I managed to finish this costume just in time for the holiday season to start, and just took it out on its inaugural flight at the Niles Electric Lights Parade. It was really well received — I couldn’t go more than a few steps without being stopped for photo ops and little girl hugs. 🙂
This costume uses the new Pixie 3w LEDs that just came out a month or so ago. I’ve played around with fiber optics in the past, but was never ever satisfied with them because they just aren’t nearly bright enough. These LEDs are around 20x as bright as a neopixel, so I’ve finally got the punch I want behind the fiber optics! So exciting.
It uses a Flora and LSM303 accelerometer / compass module. The LSM303 means that I can enact mode changes by spinning around. (!!!) Best fairy trick ever! I want to find a Handsome Prince who will whisk me around the dance floor a-la Sleeping Beauty while my dress switches from blue to pink to blue to pink…
I’ve written a tutorial about how I made the fiber optic skirt over at Adafruit Learning Center — the Fiber Optic Pixie Skirt Tutorial. It uses 3d printed cases over the Pixie LEDs to hold the fibers in place, and lots and lots of sewing.
In addition to the 5 Pixies powering the fibers, I have two more underneath the hoop skirt providing an “underglow” effect. I’ve also connected up the LumiLabs Crystal Crown I made a while back, which has been sitting on my shelf, sad and lonely, waiting for me to find the right costume. This is the right costume, yes? 🙂

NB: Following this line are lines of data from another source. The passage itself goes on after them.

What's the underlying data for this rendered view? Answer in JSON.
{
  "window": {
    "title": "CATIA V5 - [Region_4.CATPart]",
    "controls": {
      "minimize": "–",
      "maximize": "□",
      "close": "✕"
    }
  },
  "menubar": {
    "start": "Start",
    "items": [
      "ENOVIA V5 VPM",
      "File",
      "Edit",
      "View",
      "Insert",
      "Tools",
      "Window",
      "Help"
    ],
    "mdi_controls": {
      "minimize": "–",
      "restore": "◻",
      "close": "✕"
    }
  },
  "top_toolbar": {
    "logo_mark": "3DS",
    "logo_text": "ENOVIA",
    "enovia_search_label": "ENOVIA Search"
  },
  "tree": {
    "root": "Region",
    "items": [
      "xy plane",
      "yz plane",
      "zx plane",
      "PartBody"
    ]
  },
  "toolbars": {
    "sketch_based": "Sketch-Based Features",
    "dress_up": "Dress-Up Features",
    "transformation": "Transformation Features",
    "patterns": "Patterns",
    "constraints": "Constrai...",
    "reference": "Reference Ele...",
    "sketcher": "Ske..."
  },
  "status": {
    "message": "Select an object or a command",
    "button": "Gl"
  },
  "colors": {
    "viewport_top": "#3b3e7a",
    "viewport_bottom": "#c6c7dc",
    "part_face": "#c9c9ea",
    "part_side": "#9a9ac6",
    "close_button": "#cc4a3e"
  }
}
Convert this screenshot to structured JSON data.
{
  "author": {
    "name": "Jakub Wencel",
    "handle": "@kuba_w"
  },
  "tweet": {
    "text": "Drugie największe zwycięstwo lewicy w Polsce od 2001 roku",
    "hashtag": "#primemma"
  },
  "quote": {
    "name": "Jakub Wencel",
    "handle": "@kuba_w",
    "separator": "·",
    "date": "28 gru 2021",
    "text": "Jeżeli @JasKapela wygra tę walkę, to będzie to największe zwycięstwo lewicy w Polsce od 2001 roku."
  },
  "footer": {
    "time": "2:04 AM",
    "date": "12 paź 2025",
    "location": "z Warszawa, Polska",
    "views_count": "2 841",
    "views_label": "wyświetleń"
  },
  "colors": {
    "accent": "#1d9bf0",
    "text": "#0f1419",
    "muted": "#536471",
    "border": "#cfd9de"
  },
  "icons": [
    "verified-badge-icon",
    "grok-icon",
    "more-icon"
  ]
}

The main reason I don’t wear this crystal crown EVERY SINGLE DAY is that it’s just a bit too small. It uses an Adafruit 60 LED neopixel ring attached to cleverly laser-cut acrylic rings, so the size is pretty much set. It’s the perfect size for a kid’s head, but just a little too small for me, especially since I’m apt to wear wigs underneath. The puzzle of how to make it fit has had me stymied for ages.

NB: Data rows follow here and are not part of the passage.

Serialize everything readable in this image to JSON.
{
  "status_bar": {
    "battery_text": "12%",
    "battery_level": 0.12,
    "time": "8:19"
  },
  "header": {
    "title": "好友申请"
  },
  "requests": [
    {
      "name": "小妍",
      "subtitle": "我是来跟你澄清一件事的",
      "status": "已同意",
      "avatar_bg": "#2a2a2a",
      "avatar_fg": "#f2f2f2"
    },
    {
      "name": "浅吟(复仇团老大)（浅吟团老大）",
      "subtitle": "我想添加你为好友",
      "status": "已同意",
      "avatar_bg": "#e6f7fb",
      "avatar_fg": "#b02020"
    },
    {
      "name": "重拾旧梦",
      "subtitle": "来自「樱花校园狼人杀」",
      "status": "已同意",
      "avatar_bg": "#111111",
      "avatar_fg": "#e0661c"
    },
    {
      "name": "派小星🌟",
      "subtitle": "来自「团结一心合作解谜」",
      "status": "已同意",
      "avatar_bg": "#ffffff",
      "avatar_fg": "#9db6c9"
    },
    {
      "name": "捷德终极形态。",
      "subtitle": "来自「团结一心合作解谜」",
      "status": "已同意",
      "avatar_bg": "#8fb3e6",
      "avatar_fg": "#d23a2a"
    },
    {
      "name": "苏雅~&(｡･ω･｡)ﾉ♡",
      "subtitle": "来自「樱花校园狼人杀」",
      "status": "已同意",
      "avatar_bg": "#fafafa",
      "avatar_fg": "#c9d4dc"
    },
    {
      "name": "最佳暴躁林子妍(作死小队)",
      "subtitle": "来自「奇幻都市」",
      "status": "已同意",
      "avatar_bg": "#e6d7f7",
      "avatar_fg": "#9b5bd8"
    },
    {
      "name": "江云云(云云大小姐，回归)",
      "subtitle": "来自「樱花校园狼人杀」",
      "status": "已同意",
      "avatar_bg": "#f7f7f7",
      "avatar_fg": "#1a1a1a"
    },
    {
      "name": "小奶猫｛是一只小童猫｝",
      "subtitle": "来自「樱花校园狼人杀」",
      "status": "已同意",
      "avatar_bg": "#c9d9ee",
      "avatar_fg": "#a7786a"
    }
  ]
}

I finally hit on a solution. I made a wreath headpiece that fits me out of some holiday floral junk from Michael’s, and then added a second concentric wire ring inside the first, and wired them together at each cardinal point. The inner ring sits a couple inches above the main ring. I then took some ribbon and wove the crystal crown to the inner ring, and decorated the whole thing with lots more Michaels holiday junk.
My hubby is always complaining that all my light-up costumes do a great job except they leave my face totally dark. He does most of my photography and this drives him absolutely nuts.. as a photographer, the face is the most important part of the photo, and it’s the one thing that can’t be seen.
I took an idea from Disneyland’s Electric Light Parade fairies and ordered a cheap antennae book light from Amazon. I wove it into the crown with the two book lights pointing right down at my face. The battery pack was the perfect size to wedge between the two concentric circles of wire to hold them apart.. this thing is really surprisingly sturdy!
I think he’s right. Melissa here is wearing my light-up cyber wig, which was my previous solution to how to get lights up on my head, and I really do appreciate the difference of a lit face.
I added a connector so the Crystal Crown is powered and data-driven from the skirt. This means the crown changes modes seamlessly along with the dress, and also that I don’t need another giant battery rattling around up there on my head.
I am still planning on adding some fiber optic lights to the wings as well. These wings are giant Tinkerbell wings from FancyFairy.com, and they’re amazing to wear. I’m thinking fiber optics are the answer here too, but I am a little unsure how to proceed without tearing the wings all apart and then re-covering them.. which is an option but I won’t do as good a job as Angela at Fancy Fairy did on them, I’m sure.. so still letting this rattle around inside my head a bit.
Find out about booking performers in these costumes over at www.firepixie.com.
A couple more photos for your enjoyment! We had a great time hanging with Krampus and Darth Vader at the parade. 🙂